In his First Letter, St Peter urged Christians always to be ready to give an answer (apo-logia) to anyone who asked them for the logos, the reason for their faith (cf. 3: 15).

This meant that biblical faith had to be discussed and come into contact with Greek culture and learn to recognize through interpretation the separating line but also the convergence and the affinity between them in the one reason, given by God.

When, in the 13th century through the Jewish and Arab philosophers, Aristotelian thought came into contact with Medieval Christianity formed in the Platonic tradition and faith and reason risked entering an irreconcilable contradiction, it was above all St Thomas Aquinas who mediated the new encounter between faith and Aristotelian philosophy, thereby setting faith in a positive relationship with the form of reason prevalent in his time. There is no doubt that the wearing dispute between modern reason and the Christian faith, which had begun negatively with the Galileo case, went through many phases, but with the Second Vatican Council the time came when broad new thinking was required.

Its content was certainly only roughly traced in the conciliar texts, but this determined its essential direction, so that the dialogue between reason and faith, particularly important today, found its bearings on the basis of the Second Vatican Council.

This dialogue must now be developed with great open-mindedness but also with that clear discernment that the world rightly expects of us in this very moment. Thus, today we can look with gratitude at the Second Vatican Council:  if we interpret and implement it guided by a right hermeneutic, it can be and can become increasingly powerful for the ever necessary renewal of the Church.

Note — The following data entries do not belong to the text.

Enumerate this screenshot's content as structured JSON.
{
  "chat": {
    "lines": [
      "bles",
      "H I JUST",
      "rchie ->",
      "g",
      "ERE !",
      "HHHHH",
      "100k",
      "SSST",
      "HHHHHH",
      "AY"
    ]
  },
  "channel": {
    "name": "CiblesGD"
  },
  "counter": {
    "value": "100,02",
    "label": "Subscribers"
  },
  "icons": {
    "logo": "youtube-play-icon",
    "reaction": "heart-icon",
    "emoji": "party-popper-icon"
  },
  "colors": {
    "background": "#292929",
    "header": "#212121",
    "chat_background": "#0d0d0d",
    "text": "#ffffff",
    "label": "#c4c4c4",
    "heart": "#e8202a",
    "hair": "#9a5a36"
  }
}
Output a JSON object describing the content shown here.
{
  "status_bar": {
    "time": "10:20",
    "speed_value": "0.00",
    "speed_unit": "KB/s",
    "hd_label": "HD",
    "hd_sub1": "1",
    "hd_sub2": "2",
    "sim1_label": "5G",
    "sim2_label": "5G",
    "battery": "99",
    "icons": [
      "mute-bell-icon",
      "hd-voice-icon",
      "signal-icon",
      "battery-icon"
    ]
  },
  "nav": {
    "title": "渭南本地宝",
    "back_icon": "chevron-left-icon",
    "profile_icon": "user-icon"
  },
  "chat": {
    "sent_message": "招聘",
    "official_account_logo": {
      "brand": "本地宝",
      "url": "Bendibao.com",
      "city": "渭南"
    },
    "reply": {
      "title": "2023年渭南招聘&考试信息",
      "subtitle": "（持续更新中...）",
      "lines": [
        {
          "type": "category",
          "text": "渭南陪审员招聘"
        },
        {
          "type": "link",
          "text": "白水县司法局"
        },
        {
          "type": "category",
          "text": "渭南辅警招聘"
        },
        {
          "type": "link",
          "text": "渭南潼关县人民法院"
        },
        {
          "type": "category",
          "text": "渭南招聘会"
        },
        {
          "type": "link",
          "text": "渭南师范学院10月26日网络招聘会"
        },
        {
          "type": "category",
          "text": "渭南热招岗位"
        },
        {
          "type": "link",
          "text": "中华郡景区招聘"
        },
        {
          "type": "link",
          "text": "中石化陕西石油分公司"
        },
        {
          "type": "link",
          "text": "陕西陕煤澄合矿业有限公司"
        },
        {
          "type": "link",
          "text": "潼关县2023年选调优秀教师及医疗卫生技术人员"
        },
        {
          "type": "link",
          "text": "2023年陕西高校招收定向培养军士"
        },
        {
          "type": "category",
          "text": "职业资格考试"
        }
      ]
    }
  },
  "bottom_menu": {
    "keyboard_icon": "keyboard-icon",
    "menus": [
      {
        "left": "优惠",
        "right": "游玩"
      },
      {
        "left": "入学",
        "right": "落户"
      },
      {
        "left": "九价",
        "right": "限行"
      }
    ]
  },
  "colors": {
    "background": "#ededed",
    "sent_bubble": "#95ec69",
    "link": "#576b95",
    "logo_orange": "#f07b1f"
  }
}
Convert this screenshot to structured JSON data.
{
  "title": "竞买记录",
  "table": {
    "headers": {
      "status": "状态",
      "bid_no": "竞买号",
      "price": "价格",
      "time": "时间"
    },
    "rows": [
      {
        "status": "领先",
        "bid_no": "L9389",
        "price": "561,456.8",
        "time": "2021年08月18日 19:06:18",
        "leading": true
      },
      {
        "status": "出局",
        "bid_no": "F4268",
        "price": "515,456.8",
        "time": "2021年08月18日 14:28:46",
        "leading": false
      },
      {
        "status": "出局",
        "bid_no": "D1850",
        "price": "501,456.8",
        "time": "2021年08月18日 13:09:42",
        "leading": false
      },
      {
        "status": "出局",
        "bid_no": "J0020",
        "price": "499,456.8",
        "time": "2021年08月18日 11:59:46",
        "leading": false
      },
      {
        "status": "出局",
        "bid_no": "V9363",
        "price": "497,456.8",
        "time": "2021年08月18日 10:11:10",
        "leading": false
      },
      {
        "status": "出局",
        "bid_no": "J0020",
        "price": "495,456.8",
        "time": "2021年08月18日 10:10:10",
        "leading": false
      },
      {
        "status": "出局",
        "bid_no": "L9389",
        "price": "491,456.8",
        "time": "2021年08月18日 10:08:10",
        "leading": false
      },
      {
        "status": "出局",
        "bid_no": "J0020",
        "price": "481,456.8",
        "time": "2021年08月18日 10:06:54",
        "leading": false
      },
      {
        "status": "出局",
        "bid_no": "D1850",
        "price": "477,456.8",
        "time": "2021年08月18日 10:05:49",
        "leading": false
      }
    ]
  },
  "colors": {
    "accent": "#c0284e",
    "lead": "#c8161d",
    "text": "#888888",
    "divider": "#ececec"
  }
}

— Excerpt from Pope Benedict XVI’s Address to the Roman Curia Offering Them His Christmas Greetings, 12 December 2005, Rome. https://www.vatican.va/content/benedict-xvi/en/speeches/2005/december/documents/hf_ben_xvi_spe_20051222_roman-curia.html